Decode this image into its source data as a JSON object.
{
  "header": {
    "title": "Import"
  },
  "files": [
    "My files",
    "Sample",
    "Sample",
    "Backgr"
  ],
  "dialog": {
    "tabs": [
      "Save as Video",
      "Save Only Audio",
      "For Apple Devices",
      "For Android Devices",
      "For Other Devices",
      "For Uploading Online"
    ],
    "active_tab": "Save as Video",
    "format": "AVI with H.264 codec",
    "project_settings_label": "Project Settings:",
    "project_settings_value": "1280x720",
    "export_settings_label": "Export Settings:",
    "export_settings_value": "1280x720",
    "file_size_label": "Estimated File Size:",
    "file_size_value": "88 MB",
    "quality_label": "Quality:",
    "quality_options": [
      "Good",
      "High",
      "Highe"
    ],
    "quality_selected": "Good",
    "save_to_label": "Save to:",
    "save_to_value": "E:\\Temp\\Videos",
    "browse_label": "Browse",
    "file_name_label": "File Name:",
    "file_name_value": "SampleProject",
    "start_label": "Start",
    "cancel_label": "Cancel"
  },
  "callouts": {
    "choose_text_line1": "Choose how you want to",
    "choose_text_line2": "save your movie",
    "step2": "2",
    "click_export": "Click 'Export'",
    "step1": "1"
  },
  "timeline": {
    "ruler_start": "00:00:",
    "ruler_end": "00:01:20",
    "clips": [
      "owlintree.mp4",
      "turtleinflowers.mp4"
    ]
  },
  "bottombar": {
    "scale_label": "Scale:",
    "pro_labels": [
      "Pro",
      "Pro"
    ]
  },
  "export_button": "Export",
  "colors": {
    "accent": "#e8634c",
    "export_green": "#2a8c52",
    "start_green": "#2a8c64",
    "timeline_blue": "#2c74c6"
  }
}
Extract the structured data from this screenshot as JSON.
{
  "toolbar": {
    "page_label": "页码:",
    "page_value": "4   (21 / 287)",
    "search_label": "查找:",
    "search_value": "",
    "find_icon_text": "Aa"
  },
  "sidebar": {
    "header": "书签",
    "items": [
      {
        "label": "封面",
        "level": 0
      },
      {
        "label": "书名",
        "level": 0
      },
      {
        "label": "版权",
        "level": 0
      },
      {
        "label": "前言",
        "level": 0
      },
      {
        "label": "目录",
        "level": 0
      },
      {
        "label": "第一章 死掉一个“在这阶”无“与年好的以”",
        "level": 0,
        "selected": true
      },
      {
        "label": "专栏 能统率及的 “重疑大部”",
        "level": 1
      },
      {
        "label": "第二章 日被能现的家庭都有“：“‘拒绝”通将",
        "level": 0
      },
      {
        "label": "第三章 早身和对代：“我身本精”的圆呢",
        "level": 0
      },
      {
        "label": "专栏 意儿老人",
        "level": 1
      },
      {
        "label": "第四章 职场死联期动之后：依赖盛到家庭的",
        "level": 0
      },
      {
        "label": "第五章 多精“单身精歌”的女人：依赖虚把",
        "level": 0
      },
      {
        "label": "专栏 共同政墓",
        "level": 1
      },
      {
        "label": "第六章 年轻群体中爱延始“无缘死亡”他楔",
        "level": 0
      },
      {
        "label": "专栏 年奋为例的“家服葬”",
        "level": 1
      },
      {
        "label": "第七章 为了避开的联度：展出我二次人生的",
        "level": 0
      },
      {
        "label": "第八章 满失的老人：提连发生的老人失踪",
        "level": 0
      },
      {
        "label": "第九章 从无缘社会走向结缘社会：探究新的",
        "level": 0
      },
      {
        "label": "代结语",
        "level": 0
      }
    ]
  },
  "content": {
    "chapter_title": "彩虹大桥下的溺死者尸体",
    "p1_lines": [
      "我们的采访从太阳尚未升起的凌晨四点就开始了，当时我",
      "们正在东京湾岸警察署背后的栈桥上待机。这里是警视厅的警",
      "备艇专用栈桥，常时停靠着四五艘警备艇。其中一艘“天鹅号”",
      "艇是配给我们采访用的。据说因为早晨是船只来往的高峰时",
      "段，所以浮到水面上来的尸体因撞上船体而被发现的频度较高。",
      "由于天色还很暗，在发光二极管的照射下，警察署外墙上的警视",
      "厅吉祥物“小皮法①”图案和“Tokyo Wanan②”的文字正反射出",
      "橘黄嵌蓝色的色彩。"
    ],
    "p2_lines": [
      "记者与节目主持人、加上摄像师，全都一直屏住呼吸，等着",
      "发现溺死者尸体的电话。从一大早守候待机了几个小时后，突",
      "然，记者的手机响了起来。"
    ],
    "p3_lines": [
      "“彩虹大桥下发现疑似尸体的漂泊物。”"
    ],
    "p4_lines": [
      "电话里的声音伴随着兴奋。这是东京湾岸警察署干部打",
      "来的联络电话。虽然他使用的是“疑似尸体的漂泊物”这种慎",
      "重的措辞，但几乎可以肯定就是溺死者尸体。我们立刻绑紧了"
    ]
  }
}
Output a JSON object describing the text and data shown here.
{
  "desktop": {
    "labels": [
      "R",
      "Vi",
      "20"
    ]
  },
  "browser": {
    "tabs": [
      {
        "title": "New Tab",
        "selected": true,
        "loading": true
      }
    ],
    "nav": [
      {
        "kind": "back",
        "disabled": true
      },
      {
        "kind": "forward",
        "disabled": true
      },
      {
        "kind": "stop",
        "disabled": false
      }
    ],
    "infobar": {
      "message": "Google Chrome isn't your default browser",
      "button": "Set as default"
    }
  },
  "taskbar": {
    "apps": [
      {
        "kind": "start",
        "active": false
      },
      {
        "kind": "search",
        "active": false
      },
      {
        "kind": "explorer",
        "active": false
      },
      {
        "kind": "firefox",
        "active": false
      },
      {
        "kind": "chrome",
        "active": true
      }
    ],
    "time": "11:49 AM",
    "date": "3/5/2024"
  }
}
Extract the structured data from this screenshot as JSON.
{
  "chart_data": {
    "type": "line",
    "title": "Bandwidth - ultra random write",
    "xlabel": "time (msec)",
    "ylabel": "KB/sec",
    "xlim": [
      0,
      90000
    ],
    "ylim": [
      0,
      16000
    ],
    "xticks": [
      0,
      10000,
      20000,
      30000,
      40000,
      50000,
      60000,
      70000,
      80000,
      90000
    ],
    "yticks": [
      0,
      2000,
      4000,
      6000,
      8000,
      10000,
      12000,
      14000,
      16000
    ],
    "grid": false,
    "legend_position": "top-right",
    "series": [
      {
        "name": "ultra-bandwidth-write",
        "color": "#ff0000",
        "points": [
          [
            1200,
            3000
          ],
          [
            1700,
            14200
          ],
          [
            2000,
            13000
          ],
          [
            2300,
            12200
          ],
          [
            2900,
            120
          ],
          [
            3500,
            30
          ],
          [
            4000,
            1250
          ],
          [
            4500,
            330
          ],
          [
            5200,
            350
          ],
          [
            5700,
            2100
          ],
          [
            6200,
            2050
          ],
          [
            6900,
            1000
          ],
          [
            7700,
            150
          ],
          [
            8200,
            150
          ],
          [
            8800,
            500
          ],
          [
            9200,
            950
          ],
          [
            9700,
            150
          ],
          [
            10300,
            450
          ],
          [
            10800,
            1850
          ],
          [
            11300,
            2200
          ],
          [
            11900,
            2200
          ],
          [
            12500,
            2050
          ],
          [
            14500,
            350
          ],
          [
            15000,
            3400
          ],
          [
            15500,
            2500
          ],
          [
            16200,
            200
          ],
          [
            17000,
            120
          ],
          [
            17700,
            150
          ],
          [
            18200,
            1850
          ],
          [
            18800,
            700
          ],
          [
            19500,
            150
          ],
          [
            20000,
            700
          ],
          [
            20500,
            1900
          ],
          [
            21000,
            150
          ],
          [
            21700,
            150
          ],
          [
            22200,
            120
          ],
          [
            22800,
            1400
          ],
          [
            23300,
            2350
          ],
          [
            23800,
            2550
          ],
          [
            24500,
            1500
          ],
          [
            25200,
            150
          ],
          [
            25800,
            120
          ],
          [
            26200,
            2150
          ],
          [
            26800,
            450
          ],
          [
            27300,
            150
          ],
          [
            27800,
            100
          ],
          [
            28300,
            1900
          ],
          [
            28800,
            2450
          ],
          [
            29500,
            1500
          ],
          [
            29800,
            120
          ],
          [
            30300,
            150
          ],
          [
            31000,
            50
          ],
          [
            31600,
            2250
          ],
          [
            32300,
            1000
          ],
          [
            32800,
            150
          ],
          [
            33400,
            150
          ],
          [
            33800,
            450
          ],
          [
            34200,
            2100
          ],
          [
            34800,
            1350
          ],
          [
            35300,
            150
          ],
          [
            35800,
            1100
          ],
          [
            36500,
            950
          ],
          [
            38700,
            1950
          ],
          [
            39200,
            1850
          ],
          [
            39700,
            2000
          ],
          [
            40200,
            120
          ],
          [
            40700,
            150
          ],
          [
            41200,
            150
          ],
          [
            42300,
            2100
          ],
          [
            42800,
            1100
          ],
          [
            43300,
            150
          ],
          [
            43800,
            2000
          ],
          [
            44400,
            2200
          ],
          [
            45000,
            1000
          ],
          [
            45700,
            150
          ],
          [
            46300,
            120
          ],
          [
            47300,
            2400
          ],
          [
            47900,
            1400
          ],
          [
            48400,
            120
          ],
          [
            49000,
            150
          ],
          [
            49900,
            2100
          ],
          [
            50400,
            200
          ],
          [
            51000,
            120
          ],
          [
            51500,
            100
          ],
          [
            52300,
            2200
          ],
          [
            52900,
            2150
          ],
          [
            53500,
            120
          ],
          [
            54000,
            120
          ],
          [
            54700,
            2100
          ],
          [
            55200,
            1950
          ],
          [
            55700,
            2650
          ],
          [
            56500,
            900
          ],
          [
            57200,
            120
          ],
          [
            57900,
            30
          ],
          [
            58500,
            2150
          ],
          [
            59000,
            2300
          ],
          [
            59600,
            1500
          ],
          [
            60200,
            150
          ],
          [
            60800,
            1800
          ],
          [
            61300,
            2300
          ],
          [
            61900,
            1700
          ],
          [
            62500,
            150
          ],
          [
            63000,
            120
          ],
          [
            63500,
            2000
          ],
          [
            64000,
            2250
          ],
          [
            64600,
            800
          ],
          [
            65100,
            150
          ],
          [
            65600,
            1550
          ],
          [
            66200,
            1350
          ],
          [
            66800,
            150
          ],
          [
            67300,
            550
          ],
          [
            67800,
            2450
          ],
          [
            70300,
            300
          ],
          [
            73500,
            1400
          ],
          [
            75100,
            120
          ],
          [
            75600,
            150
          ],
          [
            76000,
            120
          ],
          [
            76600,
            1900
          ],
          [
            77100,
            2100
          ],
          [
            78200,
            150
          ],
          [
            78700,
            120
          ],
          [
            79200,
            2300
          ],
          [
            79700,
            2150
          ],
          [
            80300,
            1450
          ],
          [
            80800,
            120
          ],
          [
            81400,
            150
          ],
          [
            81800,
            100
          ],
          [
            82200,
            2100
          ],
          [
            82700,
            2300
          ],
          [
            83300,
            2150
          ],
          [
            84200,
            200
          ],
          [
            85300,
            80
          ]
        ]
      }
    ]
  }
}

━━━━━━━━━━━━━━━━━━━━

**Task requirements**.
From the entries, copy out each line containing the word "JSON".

**Completed exercise**.
Decode this image into its source data as a JSON object.
Extract the structured data from this screenshot as JSON.
Output a JSON object describing the text and data shown here.
Extract the structured data from this screenshot as JSON.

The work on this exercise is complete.